The weather rarely achieves fame, yet occasionally it sways the course of History, perhaps no more so than the Russian winter of 1942-43. At this time, during the siege of
I apologise for the history lesson but I find it useful to appreciate the scale of the temperature I will have to face on the Antarctic continent. During the summer, at McMurdo base, near the edge of the continent, the temperature varies between -4C and -10C. As one proceeds inland, up onto the polar plateau, the temperature steadily drops to a somewhat chilly -30C to -40C at the South Pole. These are average temperatures, if you factor in the odd blizzard, of which there are many, and the accompanying wind chill then it gets a little more interesting.
So knowing that I will soon be spending 60 days in a climate comparable to a famous Russian winter is, well, making me a little apprehensiveâ€¦which is probably a good thing to be honest as I doubt there is any room for complacency on this trip!

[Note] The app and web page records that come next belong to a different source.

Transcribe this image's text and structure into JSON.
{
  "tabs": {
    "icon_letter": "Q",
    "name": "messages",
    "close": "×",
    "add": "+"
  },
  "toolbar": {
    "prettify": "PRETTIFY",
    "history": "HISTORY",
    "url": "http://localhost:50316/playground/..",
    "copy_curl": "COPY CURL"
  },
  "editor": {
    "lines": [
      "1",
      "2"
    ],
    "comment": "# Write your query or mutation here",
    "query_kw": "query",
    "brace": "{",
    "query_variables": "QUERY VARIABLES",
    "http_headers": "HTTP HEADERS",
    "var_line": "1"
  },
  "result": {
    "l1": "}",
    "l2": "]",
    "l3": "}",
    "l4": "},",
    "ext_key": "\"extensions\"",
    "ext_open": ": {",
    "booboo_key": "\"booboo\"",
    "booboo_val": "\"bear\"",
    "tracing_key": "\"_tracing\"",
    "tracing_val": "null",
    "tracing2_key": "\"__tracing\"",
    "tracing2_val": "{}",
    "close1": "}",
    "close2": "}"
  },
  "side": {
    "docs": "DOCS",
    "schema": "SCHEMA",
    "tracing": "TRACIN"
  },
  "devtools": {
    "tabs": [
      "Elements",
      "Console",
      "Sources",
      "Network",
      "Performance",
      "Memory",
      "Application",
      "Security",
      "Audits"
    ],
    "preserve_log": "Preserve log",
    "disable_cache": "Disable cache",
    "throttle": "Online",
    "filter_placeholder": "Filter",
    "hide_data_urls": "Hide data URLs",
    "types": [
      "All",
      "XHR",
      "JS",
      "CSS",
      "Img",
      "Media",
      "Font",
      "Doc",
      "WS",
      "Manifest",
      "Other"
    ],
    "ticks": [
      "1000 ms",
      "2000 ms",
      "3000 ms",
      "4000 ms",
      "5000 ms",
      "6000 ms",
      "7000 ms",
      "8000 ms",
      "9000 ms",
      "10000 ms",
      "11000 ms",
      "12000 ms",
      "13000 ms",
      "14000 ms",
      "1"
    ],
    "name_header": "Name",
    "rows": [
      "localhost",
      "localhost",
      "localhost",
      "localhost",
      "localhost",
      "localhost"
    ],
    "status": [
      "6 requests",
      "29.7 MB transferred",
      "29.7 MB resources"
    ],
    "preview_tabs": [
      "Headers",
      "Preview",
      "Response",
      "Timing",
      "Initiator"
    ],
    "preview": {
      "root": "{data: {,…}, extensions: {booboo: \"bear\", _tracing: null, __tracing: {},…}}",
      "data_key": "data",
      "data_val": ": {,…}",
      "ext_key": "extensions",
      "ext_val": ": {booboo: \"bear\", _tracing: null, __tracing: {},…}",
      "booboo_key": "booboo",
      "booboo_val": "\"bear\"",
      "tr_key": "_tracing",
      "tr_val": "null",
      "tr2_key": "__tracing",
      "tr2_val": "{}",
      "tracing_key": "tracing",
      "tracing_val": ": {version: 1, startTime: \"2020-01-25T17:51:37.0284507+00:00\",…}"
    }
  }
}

For a quick look at the weather at the South Pole pop over to here.